The Auburn Citizen
Opponents of bottle bill boost send bucks to Bruno
By The Associated Press
ALBANY - Leading opponents of legislation to expand New York's bottle deposit law to include non-carbonated beverages are staging a major fundraiser for state Senate Majority Leader Joseph Bruno and his GOP colleagues in the chamber.
Thus far, Bruno and his fellow Senate Republicans have turned back efforts to expand the bottle deposit law, an idea supported by new Democratic Gov. Eliot Spitzer and the state Assembly's Democratic majority. The fundraiser comes at a crucial time in the Albany political cycle with less than a month to go in the Legislature's scheduled annual session.
Invitees to the fundraiser, scheduled for Thursday at a restaurant in Manhattan, are being asked to write checks for $5,000 to the Senate Republican Campaign Committee's housekeeping account, a soft-money conduit that skirts the state's annual maximum of $5,000 in contributions by any one corporation for New York elections.
In fact, an invitation to the event honoring Bruno tells potential donors that such donations “do not apply toward the $5,000 corporate calendar year limit.”
Soft money accounts can be used to finance party building activities that do not expressly advocate for the election of specific candidates.
The fundraiser for the Senate GOP comes as Spitzer and Bruno are locked in a major battle over the governor's attempts to overhaul New York's notoriously lax campaign finance laws by, among other things, limiting corporate donations to soft-money campaign committees to $50,000. Currently, there are no limits on those donations.
The Manhattan event is being promoted by, among others, the Food Industry Alliance of New York State and the Washington-based national Grocery Manufacturers/Food Products Association. The groups represent everyone from supermarkets to major beverage manufacturers.
Under the proposed legislation in New York, the state's deposit law would be expanded to include such things as iced tea and bottled water. Currently, only carbonated beverages such as beer and soda require nickel deposits on each container.
While the environmental community has been pushing the expansion of New York's 25-year-old law, the proposal has been under attack from the food and beverage industry, which has said it would mean higher costs and inconvenience for consumers. The industry is pressing an expansion of recycling programs as an alternative.
While Bruno and his Senate colleagues have generally been cool to talk of expanding the law in the past, James Rogers, president of the Food Industry Alliance, said Wednesday that his group isn't taking any chances.
“We have not recently gotten any sort of assurances one way or the other (from the Senate GOP), so until the Legislature adjourns, as far as we're concerned, nothing is definite,” said the head of the industry lobbying alliance.
Rogers also said that when it comes to dealing with New York's state government “things that appear to be locked down are not locked down and things that appear to be dormant are not dormant, so we continue to work this issue until the Legislature goes home.”

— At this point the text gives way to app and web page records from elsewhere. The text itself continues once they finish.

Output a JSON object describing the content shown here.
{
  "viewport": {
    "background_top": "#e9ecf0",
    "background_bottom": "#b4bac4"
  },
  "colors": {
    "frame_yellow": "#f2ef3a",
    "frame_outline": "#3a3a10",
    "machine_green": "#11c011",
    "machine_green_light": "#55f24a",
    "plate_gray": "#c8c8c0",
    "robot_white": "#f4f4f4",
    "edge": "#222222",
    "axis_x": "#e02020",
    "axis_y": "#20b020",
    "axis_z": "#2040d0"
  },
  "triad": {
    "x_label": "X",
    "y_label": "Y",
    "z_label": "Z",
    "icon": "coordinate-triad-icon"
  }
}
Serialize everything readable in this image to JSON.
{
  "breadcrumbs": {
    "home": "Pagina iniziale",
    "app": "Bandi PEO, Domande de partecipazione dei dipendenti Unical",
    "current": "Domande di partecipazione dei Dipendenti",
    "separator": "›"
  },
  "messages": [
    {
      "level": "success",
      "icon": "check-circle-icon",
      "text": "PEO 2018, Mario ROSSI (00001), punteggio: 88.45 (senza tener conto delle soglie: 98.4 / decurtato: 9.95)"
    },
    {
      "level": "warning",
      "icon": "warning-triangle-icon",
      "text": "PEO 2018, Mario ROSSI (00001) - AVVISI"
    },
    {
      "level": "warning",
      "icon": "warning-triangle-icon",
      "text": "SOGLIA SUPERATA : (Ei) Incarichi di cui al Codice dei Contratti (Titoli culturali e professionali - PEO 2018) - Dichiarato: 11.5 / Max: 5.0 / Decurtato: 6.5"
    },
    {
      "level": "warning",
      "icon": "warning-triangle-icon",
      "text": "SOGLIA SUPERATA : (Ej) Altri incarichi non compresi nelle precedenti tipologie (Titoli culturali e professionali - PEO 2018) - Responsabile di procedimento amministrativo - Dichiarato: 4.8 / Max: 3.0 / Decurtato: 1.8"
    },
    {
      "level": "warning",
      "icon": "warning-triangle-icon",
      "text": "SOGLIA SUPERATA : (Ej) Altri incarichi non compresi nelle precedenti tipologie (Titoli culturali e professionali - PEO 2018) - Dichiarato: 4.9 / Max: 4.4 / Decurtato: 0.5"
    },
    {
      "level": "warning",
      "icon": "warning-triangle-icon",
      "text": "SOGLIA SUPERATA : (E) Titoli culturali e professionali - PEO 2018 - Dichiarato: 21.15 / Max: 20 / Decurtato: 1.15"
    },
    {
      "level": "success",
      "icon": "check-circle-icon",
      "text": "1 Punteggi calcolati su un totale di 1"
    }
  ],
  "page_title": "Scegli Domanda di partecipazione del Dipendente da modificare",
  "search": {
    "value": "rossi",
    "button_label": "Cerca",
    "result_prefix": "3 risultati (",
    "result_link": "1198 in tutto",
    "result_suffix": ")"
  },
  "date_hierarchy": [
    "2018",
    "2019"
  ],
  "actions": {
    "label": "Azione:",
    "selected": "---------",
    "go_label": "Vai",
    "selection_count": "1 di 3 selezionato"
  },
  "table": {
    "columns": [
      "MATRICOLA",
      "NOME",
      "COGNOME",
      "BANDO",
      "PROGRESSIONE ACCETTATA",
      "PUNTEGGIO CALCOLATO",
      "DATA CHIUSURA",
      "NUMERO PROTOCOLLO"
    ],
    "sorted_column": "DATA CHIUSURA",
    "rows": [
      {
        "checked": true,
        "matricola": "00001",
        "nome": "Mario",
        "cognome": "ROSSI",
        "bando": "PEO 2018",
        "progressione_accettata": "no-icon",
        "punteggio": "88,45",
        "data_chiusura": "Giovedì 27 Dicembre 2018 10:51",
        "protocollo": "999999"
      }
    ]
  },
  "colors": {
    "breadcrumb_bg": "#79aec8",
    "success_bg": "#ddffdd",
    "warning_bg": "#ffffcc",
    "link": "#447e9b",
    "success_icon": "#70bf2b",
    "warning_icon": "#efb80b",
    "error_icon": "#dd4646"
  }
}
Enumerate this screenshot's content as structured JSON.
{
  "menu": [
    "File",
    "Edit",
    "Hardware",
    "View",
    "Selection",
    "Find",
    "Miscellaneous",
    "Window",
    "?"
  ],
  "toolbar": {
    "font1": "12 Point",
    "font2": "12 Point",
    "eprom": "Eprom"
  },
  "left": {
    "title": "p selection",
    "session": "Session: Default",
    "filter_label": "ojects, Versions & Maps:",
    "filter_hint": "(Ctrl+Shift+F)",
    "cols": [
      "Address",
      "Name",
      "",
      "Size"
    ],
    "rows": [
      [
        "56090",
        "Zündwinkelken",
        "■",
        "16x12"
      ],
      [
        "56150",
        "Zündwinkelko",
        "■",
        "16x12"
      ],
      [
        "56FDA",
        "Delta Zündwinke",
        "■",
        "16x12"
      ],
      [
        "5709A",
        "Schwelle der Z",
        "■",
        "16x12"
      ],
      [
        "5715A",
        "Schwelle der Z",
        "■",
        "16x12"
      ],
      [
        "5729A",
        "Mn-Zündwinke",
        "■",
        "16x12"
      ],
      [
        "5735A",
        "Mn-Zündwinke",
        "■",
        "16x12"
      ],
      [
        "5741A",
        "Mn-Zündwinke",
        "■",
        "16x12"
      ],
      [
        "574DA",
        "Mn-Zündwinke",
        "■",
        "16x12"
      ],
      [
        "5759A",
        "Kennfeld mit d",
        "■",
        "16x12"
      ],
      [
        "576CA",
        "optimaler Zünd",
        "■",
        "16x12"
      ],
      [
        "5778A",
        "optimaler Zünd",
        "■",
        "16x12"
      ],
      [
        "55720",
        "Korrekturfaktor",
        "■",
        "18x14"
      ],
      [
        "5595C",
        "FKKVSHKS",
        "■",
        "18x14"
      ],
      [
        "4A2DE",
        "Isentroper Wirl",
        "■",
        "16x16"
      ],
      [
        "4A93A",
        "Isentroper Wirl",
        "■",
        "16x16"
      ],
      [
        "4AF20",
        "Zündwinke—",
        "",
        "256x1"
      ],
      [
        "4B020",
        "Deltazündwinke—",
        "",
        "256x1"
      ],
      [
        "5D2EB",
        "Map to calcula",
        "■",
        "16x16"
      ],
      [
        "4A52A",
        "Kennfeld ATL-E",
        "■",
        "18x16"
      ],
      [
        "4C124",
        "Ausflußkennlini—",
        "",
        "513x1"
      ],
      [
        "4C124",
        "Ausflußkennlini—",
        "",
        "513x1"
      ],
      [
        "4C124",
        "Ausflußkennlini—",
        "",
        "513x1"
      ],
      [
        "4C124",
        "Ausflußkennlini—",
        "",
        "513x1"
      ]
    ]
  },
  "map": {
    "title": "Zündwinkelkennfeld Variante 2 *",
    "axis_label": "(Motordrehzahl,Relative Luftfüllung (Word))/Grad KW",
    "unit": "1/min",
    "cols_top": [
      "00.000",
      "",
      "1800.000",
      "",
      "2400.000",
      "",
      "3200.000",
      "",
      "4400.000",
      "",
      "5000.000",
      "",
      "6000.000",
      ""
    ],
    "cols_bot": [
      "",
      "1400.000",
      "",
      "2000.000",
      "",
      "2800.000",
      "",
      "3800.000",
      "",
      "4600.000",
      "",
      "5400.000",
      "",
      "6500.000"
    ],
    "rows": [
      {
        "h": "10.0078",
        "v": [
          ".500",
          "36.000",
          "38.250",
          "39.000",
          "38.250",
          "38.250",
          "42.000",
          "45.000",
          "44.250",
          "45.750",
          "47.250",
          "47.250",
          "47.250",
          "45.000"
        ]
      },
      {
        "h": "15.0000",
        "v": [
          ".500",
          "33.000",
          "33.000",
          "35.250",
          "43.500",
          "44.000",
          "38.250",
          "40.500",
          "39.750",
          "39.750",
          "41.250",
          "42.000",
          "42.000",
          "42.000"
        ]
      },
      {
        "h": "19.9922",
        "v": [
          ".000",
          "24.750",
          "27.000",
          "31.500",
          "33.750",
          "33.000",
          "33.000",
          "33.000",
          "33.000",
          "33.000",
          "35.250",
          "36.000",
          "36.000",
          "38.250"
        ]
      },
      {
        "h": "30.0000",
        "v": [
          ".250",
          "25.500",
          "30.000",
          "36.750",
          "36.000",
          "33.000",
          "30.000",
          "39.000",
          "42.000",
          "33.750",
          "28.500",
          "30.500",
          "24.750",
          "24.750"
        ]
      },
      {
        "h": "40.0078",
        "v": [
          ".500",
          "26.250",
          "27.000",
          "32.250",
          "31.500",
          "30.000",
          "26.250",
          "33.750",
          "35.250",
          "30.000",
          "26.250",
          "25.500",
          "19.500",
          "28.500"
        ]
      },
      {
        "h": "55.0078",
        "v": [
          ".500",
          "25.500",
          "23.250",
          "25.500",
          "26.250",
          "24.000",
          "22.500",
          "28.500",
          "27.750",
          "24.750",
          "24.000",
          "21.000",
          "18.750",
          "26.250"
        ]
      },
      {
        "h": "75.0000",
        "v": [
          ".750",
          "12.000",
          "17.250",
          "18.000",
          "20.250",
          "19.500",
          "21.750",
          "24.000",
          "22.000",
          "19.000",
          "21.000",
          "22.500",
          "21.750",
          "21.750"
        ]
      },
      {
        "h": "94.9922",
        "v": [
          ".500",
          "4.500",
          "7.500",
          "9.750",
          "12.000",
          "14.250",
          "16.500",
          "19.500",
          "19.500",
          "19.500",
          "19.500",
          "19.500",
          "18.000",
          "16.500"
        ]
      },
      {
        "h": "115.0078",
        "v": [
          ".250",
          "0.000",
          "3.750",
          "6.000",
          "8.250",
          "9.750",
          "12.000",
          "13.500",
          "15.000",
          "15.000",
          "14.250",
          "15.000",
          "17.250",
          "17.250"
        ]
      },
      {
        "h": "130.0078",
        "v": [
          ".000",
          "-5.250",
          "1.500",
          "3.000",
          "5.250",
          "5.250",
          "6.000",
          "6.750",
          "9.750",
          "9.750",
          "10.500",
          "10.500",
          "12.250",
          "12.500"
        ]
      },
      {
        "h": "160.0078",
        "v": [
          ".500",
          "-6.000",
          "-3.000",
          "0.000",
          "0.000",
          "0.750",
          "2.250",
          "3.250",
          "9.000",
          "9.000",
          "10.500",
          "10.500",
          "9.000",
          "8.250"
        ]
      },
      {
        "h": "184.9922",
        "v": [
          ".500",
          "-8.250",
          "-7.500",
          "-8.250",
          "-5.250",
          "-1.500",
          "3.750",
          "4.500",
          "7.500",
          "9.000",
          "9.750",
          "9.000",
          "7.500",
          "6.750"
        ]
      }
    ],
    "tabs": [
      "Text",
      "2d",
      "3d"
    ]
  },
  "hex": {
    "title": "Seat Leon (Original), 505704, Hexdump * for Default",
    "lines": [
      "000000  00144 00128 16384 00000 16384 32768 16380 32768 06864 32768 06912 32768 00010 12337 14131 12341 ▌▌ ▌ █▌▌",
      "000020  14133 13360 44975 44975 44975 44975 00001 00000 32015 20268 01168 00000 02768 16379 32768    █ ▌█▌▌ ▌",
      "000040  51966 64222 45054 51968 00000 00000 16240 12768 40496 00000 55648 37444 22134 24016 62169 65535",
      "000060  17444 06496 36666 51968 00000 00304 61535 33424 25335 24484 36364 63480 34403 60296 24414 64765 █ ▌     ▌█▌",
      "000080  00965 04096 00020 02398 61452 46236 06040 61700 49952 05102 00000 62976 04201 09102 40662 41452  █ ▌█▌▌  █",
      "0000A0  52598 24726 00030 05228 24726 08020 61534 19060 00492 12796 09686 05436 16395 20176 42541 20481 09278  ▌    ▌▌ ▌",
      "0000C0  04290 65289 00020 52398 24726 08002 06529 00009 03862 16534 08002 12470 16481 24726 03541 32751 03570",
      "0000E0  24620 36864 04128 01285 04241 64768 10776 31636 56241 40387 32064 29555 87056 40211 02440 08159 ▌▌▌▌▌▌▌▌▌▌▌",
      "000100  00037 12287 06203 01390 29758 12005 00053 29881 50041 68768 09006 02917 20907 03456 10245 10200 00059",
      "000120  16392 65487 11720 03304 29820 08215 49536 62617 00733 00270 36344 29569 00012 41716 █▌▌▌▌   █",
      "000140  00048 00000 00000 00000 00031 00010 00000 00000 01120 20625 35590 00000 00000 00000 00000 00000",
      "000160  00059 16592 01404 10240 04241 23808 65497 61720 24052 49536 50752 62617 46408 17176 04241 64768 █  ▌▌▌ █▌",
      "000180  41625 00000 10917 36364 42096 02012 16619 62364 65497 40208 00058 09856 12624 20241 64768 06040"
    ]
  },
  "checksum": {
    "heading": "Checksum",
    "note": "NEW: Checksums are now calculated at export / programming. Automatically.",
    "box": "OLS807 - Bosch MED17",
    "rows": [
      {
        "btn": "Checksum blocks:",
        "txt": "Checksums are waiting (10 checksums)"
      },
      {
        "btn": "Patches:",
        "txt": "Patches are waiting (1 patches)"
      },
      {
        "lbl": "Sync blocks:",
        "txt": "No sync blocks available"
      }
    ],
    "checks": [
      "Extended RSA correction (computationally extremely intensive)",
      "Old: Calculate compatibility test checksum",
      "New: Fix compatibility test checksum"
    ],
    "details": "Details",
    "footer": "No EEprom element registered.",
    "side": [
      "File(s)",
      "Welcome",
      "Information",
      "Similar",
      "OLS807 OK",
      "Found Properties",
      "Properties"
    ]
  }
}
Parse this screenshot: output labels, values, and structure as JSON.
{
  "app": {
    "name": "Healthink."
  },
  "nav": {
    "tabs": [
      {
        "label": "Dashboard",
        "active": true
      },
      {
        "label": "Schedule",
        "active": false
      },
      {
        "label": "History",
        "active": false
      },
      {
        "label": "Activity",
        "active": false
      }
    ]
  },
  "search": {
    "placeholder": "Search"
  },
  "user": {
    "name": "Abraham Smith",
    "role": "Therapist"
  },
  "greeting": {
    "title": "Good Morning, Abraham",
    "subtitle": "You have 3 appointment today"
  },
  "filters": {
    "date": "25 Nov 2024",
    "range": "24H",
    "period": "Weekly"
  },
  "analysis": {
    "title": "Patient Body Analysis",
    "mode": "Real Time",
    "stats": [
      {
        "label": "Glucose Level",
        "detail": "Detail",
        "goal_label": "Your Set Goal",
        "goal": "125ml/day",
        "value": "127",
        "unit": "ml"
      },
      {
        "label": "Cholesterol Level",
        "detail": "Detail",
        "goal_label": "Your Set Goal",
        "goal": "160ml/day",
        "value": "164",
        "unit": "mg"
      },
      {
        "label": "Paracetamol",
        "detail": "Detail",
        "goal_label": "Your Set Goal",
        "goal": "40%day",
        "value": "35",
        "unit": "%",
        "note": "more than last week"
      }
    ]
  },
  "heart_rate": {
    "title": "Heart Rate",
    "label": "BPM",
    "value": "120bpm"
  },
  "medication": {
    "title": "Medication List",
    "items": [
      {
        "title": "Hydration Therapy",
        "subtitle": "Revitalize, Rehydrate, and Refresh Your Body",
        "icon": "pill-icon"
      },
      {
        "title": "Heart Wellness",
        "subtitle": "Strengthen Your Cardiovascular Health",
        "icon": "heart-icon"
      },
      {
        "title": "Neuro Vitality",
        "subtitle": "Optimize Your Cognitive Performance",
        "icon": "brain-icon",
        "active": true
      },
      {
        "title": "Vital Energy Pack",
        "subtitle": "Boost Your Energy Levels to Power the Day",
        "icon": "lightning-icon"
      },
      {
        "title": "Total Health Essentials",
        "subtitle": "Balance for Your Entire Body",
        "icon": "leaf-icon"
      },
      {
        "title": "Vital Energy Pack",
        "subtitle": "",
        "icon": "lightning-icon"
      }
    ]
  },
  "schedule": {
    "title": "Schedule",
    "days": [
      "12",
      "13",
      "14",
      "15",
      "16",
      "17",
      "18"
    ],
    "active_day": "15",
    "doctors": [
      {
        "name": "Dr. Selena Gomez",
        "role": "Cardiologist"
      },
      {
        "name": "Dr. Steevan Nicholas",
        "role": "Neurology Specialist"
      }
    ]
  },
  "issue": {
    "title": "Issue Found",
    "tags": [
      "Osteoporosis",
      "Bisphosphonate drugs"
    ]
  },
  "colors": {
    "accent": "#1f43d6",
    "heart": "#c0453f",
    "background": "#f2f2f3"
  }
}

In fact, some Senate Republicans are eyeing legislation that would expand the deposit law in a limited way.
Rogers said his group has also done fundraising in the past for Democrats, but has no current plans for any events for them.
The fundraiser drew criticism from the New York Public Interest Research Group.
“You could call this a kind of recycling - opponents of the `Bigger Better Bottle Bill' are recycling the public's unclaimed nickels into cold cash for the Senate Republicans,” said NYPIRG's Laura Haight. “We think the unclaimed deposits should go to help New York's environment, not support the status quo in Albany.”
The NYPIRG-backed expansion would have money from unclaimed deposits - estimates vary from $80 million to $140 million a year - go into state coffers to help finance environmental projects. Currently, the money stays with the beverage industry.
Under one proposal with some Senate GOP support, deposits would be expanded to non-carbonated beverages, but the unclaimed deposits issue would not be addressed.
Asked about the GOP fundraiser, the Spitzer-controlled state Democratic Committee used the opportunity to blast Bruno.
“Without resorting to name calling and bitter rhetoric, we simply wish to point out to all those who want change in Albany that Senator Bruno and his colleagues in the Senate majority conference are the ones who are blocking any progress on this issue,” said a statement from the Democrats.
“They are doing so because they want to protect the current tainted system,” the Democrats said.